Resources from the conference included information on:
On-going workshops include:
Creating a Rule of Life
A Rule of Life has helped ordinary people live extraordinary lives. The workshop helps participants create a Rule of Life by providing an opportunity to integrate your existing spiritual practices and activities with “time-tested” practices that have formed ancient and contemporary Rules of Life. In addition, participants will learn to live out your Rule of Life within the very spaces and with the very people that make up their urban world which will immeasurably deepen their relationship with God.
Urban Spiritual Integration
The workshop helps individuals integrate their daily experiences of urban life into their spiritual lives and vice versa through ancient and contemporary Christian spiritual practices. Integration requires that our spiritual practices be lived out in the very spaces and with the very people that make up our urban world.
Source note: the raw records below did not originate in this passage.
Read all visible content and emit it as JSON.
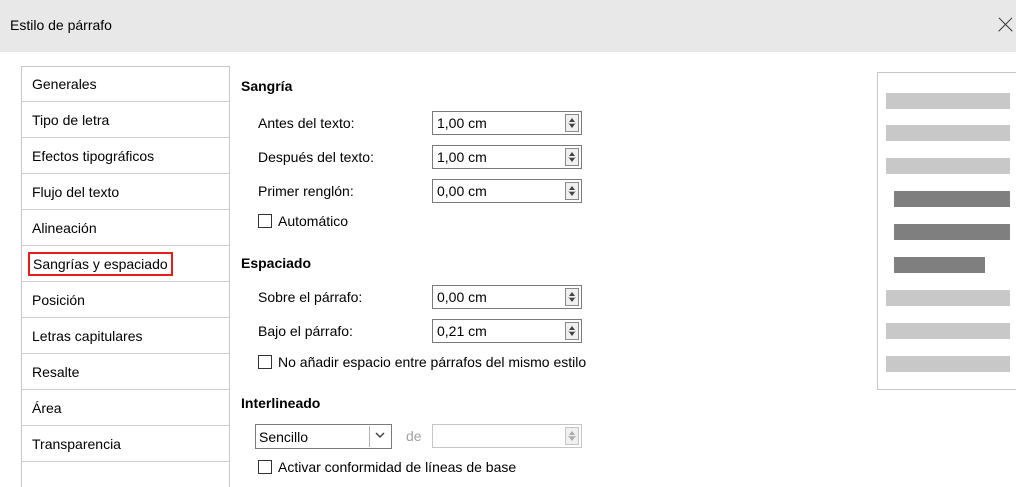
{
  "window": {
    "title": "Estilo de párrafo"
  },
  "tabs": [
    {
      "label": "Generales"
    },
    {
      "label": "Tipo de letra"
    },
    {
      "label": "Efectos tipográficos"
    },
    {
      "label": "Flujo del texto"
    },
    {
      "label": "Alineación"
    },
    {
      "label": "Sangrías y espaciado",
      "active": true
    },
    {
      "label": "Posición"
    },
    {
      "label": "Letras capitulares"
    },
    {
      "label": "Resalte"
    },
    {
      "label": "Área"
    },
    {
      "label": "Transparencia"
    }
  ],
  "indent": {
    "heading": "Sangría",
    "before_label": "Antes del texto:",
    "before_value": "1,00 cm",
    "after_label": "Después del texto:",
    "after_value": "1,00 cm",
    "first_label": "Primer renglón:",
    "first_value": "0,00 cm",
    "auto_label": "Automático"
  },
  "spacing": {
    "heading": "Espaciado",
    "above_label": "Sobre el párrafo:",
    "above_value": "0,00 cm",
    "below_label": "Bajo el párrafo:",
    "below_value": "0,21 cm",
    "no_space_label": "No añadir espacio entre párrafos del mismo estilo"
  },
  "line_spacing": {
    "heading": "Interlineado",
    "selected": "Sencillo",
    "of_label": "de",
    "baseline_label": "Activar conformidad de líneas de base"
  },
  "colors": {
    "highlight": "#e81c1c",
    "preview_light": "#c8c8c8",
    "preview_dark": "#7f7f7f"
  }
}
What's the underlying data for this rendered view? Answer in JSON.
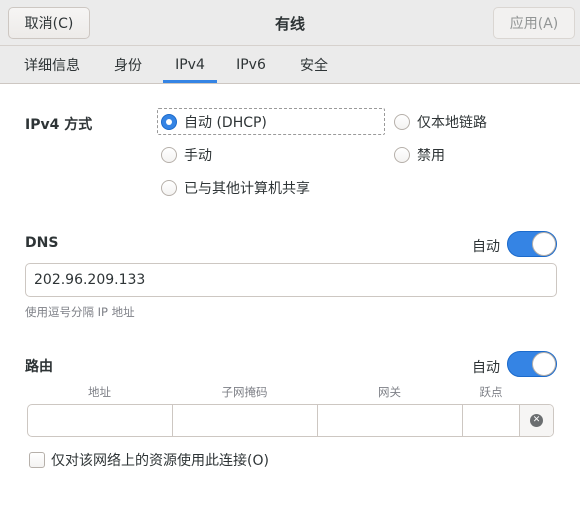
{
  "header": {
    "cancel_label": "取消(C)",
    "title": "有线",
    "apply_label": "应用(A)"
  },
  "tabs": [
    {
      "label": "详细信息",
      "active": false
    },
    {
      "label": "身份",
      "active": false
    },
    {
      "label": "IPv4",
      "active": true
    },
    {
      "label": "IPv6",
      "active": false
    },
    {
      "label": "安全",
      "active": false
    }
  ],
  "ipv4_method": {
    "label": "IPv4 方式",
    "options": [
      {
        "label": "自动 (DHCP)",
        "checked": true
      },
      {
        "label": "仅本地链路",
        "checked": false
      },
      {
        "label": "手动",
        "checked": false
      },
      {
        "label": "禁用",
        "checked": false
      },
      {
        "label": "已与其他计算机共享",
        "checked": false
      }
    ]
  },
  "dns": {
    "label": "DNS",
    "auto_label": "自动",
    "auto_enabled": true,
    "value": "202.96.209.133",
    "hint": "使用逗号分隔 IP 地址"
  },
  "routes": {
    "label": "路由",
    "auto_label": "自动",
    "auto_enabled": true,
    "columns": [
      "地址",
      "子网掩码",
      "网关",
      "跃点"
    ],
    "rows": [
      {
        "address": "",
        "netmask": "",
        "gateway": "",
        "metric": ""
      }
    ]
  },
  "only_local_resources": {
    "label": "仅对该网络上的资源使用此连接(O)",
    "checked": false
  },
  "colors": {
    "accent": "#3584e4",
    "header_bg": "#ebebeb"
  }
}
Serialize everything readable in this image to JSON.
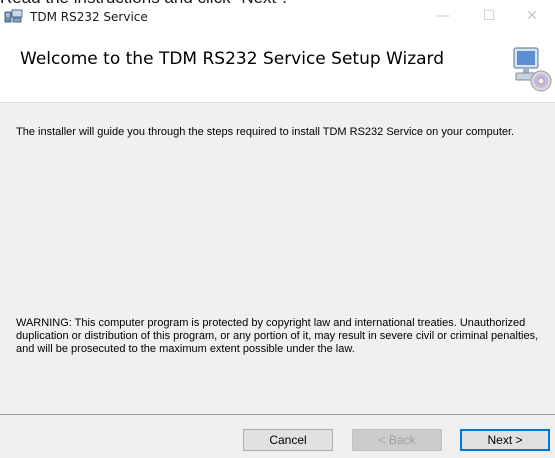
{
  "overlay": {
    "caption": "Read the instructions and click \"Next\"."
  },
  "window": {
    "title": "TDM RS232 Service",
    "controls": {
      "minimize": "—",
      "maximize": "☐",
      "close": "✕"
    }
  },
  "header": {
    "heading": "Welcome to the TDM RS232 Service Setup Wizard",
    "icon": "computer-with-disc-icon"
  },
  "body": {
    "intro": "The installer will guide you through the steps required to install TDM RS232 Service on your computer.",
    "warning": "WARNING: This computer program is protected by copyright law and international treaties. Unauthorized duplication or distribution of this program, or any portion of it, may result in severe civil or criminal penalties, and will be prosecuted to the maximum extent possible under the law."
  },
  "footer": {
    "cancel_label": "Cancel",
    "back_label": "< Back",
    "next_label": "Next >"
  },
  "colors": {
    "accent": "#0078d7",
    "panel": "#f0f0f0"
  }
}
Ancient and contemporary Christian spiritual practices provide the means and measures to integrate our daily urban experiences into our spiritual lives.
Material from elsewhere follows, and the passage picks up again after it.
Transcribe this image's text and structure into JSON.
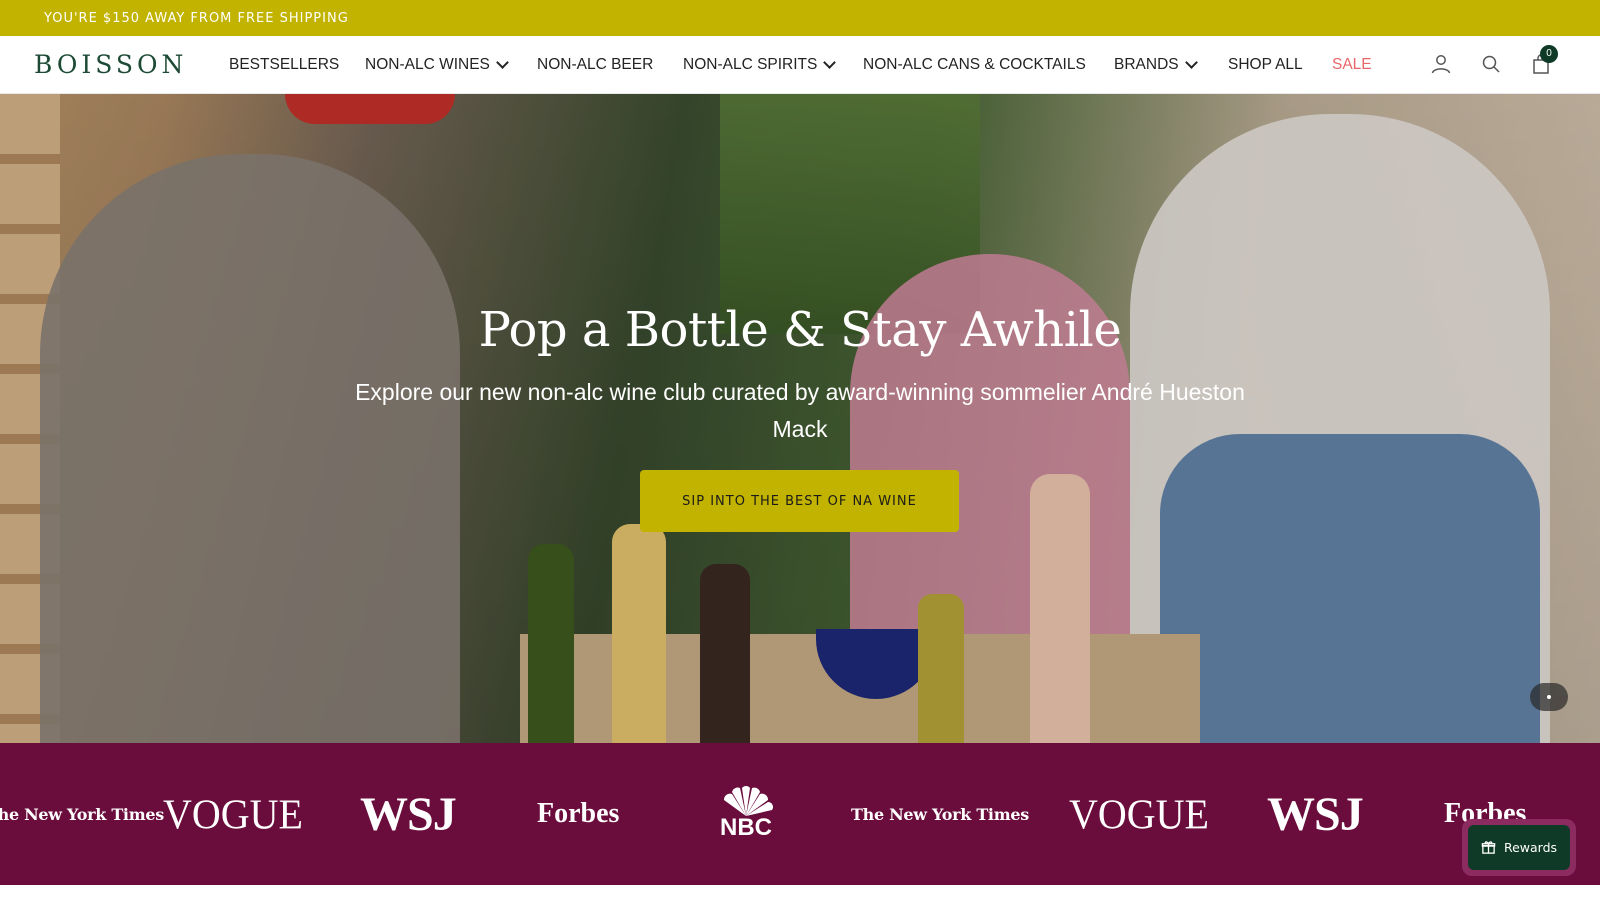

Exploring Careers in Community Service
This workshop helps participants explore various types of careers that focus on serving local communities in ways that provide opportunities to be a catalyst for positive change. Such careers involve working for educational institutions, faith-based organizations, for profit corporations, local government, and non-profit agencies. Related opportunities include administration, case management, community organizing, evaluations, executive management, fund development, and research.
On-going day retreats include:
Since the earliest days of the Church, Lent has been associated with the 40 days that Christ spent in the desert before the beginning of his public ministry. It has also been considered a time of the liturgical year when Christians are to be particularly open to God’s words. During the days of Lent, participants are encouraged to imitate Jesus’ withdrawal into the desert for forty days by retreating into an “inner desert” in order to rededicate and further prepare oneself for public ministry and allowing “the Spirit to be poured upon us from on high, so that our desert becomes a fertile field for justice (Isa 32.15).”
There are three half-day retreats and participants are encouraged to attend all three—the first one right before Lent begins, the second one during the middle of Lent, and the third one right before Holy Week begins.
The Society of Urban Monks (Urban Monks) is the spiritual arm of Fuller Seminary Office for Urban Initiatives. Urban Monks consists of an ecumenical and multi-denominational community of men and women who are committed to a living covenant with God that is rooted in the passion of Jesus Christ.
WHAT IS AN URBAN MONK?
An Urban Monk seeks to solve and end social injustices in the tradition of past and contemporary Christian reformers. Such injustices have left neighborhoods, cities, counties, states or even entire nations pained and conflicted. Urban Monks believe that God desires to use them to administer justice and bring healing as taught in the Christian scriptures.